Rick’s philosophy of life was set when his father’s early death brought the revelation that men in his family die young. That sent him off to cram a lifetime into too few years. Instead, he’s enjoyed a long life, pursued several careers, and accumulated multiple lifetimes of experience. When he sits down to write, he draws on a wealth of real-life events and interactions.
He was born in Pennsylvania and spent his first years in an Allegheny-mountain coal town. The family escaped to San Francisco before settling in a suburb of Cleveland where Rick benefited from a middle-class upbringing and old-fashioned family values. He earned Bachelors and Masters Degrees from Cleveland State University.
He worked twelve years at the Lincoln Electric Company in the infamous Lincoln Incentive System. He spent eight years at BP America where he worked his way up to Senior Financial Analyst. After accepting a buyout during a corporate downsizing, he relocated to Florida and speculated in real estate before rejoining the workforce as Controller of the Sundial Beach & Golf Resort and the Dunes Golf & Tennis Club on Sanibel Island. In an effort to give back, he finished his working career as a Financial Adviser and Accountant for Love A Child, Inc., a non-profit dedicated to housing, clothing, and educating poor children.

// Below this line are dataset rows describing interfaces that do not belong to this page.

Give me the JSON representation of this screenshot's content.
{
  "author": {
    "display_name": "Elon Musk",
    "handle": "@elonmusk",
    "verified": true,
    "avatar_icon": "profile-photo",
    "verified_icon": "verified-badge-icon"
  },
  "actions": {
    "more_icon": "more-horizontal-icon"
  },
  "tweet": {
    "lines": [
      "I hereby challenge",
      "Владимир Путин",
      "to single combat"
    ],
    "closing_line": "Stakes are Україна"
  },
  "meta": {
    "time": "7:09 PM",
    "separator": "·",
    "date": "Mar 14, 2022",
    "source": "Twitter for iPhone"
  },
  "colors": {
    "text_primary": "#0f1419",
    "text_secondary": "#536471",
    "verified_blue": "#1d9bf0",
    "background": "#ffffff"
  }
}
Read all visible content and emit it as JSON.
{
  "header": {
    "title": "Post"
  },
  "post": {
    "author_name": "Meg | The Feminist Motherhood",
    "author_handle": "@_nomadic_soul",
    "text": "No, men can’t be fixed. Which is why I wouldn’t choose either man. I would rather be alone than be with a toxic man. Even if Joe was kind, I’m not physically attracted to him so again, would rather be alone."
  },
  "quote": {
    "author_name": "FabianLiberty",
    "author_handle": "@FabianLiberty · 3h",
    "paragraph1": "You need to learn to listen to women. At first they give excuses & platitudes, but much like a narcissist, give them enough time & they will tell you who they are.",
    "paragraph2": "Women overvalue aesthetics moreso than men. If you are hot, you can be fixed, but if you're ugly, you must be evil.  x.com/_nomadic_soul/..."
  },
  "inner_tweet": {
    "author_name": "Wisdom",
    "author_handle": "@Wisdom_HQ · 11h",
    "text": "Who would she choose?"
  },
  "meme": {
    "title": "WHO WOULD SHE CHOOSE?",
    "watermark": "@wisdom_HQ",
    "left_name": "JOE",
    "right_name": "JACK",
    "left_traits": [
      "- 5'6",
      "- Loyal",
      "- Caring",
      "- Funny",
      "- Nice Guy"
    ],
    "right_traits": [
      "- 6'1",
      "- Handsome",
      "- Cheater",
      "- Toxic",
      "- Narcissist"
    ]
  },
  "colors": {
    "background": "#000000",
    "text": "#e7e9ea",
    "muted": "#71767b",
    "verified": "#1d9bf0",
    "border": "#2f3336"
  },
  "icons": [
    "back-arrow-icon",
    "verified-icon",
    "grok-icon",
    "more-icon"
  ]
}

Rick spent two years in an RV visiting every state and traveling from the Atlantic to the Pacific and from the Arctic Circle to the Tropic of Cancer. While there are still a lot of countries on his bucket list, he continues to check them off.

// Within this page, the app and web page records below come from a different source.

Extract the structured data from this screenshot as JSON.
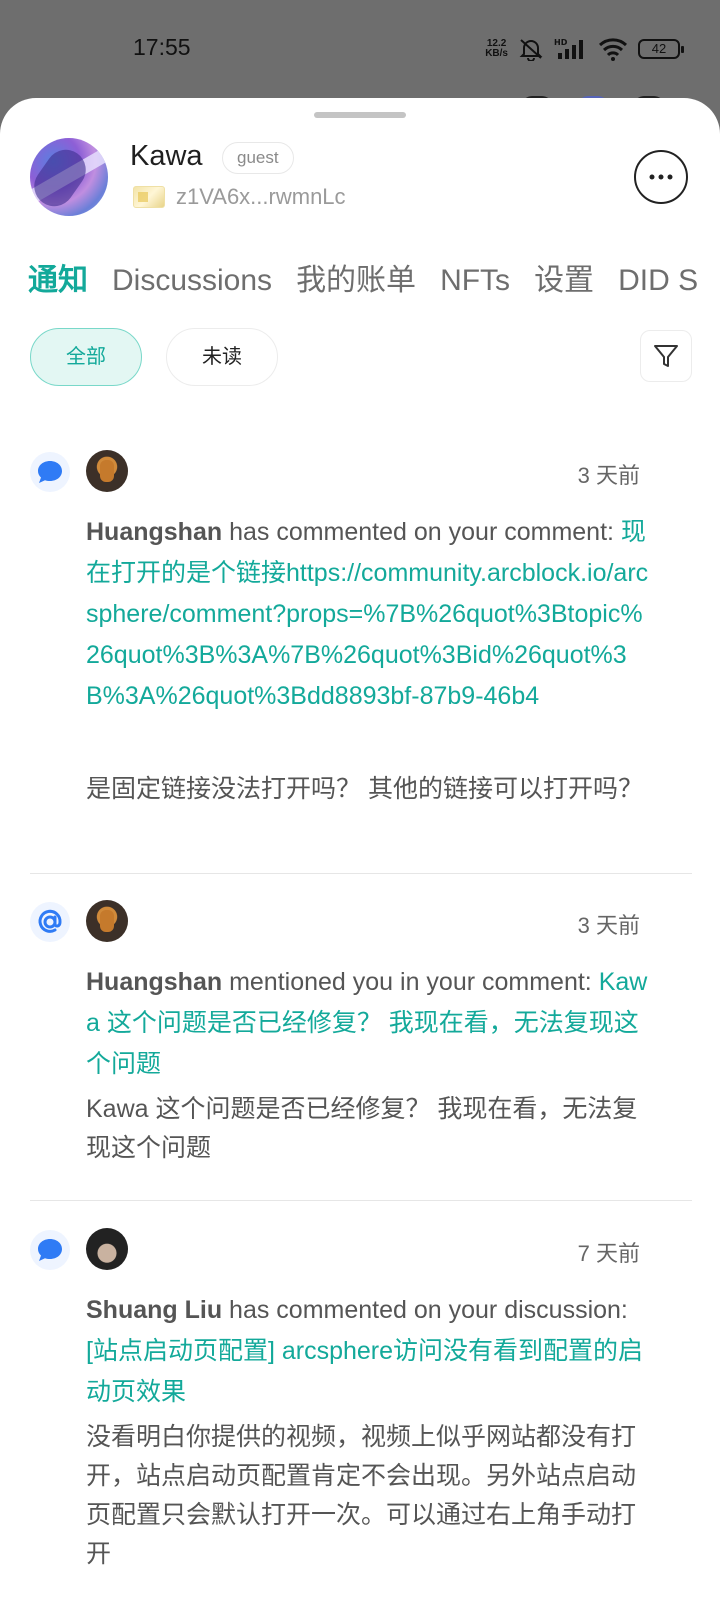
{
  "status_bar": {
    "time": "17:55",
    "net_speed_value": "12.2",
    "net_speed_unit": "KB/s",
    "battery": "42",
    "icons": [
      "mute-bell-icon",
      "hd-signal-icon",
      "wifi-icon",
      "battery-icon"
    ]
  },
  "profile": {
    "name": "Kawa",
    "role": "guest",
    "did_address": "z1VA6x...rwmnLc"
  },
  "tabs": [
    "通知",
    "Discussions",
    "我的账单",
    "NFTs",
    "设置",
    "DID S"
  ],
  "active_tab": "通知",
  "filters": {
    "all_label": "全部",
    "unread_label": "未读",
    "selected": "全部"
  },
  "notifications": [
    {
      "type_icon": "comment-icon",
      "time": "3 天前",
      "actor": "Huangshan",
      "action": " has commented on your comment: ",
      "link_text": "现在打开的是个链接https://community.arcblock.io/arcsphere/comment?props=%7B%26quot%3Btopic%26quot%3B%3A%7B%26quot%3Bid%26quot%3B%3A%26quot%3Bdd8893bf-87b9-46b4",
      "excerpt": "是固定链接没法打开吗？ 其他的链接可以打开吗？"
    },
    {
      "type_icon": "mention-icon",
      "time": "3 天前",
      "actor": "Huangshan",
      "action": " mentioned you in your comment: ",
      "link_text": "Kawa 这个问题是否已经修复？ 我现在看，无法复现这个问题",
      "excerpt": "Kawa 这个问题是否已经修复？ 我现在看，无法复现这个问题"
    },
    {
      "type_icon": "comment-icon",
      "time": "7 天前",
      "actor": "Shuang Liu",
      "action": " has commented on your discussion: ",
      "link_text": "[站点启动页配置] arcsphere访问没有看到配置的启动页效果",
      "excerpt": "没看明白你提供的视频，视频上似乎网站都没有打开，站点启动页配置肯定不会出现。另外站点启动页配置只会默认打开一次。可以通过右上角手动打开"
    }
  ],
  "colors": {
    "accent": "#13a99a",
    "chip_bg": "#e3f7f3",
    "icon_blue": "#2f7bf5",
    "text": "#555555"
  }
}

Intertwined in that life he invested in the financial markets, traded bond futures and index options, and counted cards at Blackjack tables. He was the fool who acts as his own lawyer, even winning a case in Ohio’s Court of Appeals and beating the IRS in tax court. He climbed mountains and glaciers and explored deserts, caves, and rain forests. He rode in a hot air balloon, bungee jumped, hang glided, shot the rapids, skied, ski dived, and scuba dived. He dined in exclusive restaurants and dirt-floor cantinas. He worked on a shrimp boat and witnessed a murder. He slept in the fanciest hotels and camped under the stars. He got into bar fights, was pepper sprayed, and spent nights in jail. He met up with rattlesnake and grizzly bear, ran from a moose, and spent a night against a redwood in big-foot country. He admired nature’s wonders from her most beautiful creations to her most savage devastation. He enjoyed desert sex and Arctic Circle sex, palace sex and trailer-park sex. He soaked in desert hot springs and swam in mountain lakes. He went to Roswell and Area 51 and watched a Space Shuttle blast off. He waded the Rio Grande and cruised Prince William Sound. He hitchhiked across the country and flew across oceans. He caught King Salmon and watched Humpback whales. He was chased by Indian braves and panhandled by Indian alcoholics. He hit a golf ball further than Tiger Woods and saw more of America than John Muir.
As important as education, career, and travel are to a novelist’s arsenal are interactions with people. Rick’s been privileged to meet some incredible characters and to have loved and lost. From the murderer to the philanthropist, the Nobel scholar to the Hopi elder, billionaire to bag lady, executive to the limo driver, Aztec stud to Korean lesbian, librarian to stripper, rock star to groupie, laid-back Jamaican to proper English Lord, politician to priest, whore to nun, lunatic boss to perfectionist golf pro, the cowboy just wanting a bourbon and a hot meal to the Chairman of the Board bent on ruling the world he learned something from them all.
Though hardly the sort of life of which biographies are demanded, it is the best preparation for a novelist or ghostwriter seeking to bring realism to his stories. To paraphrase a great many of our most admired authors, . . . he lived it, he writes it.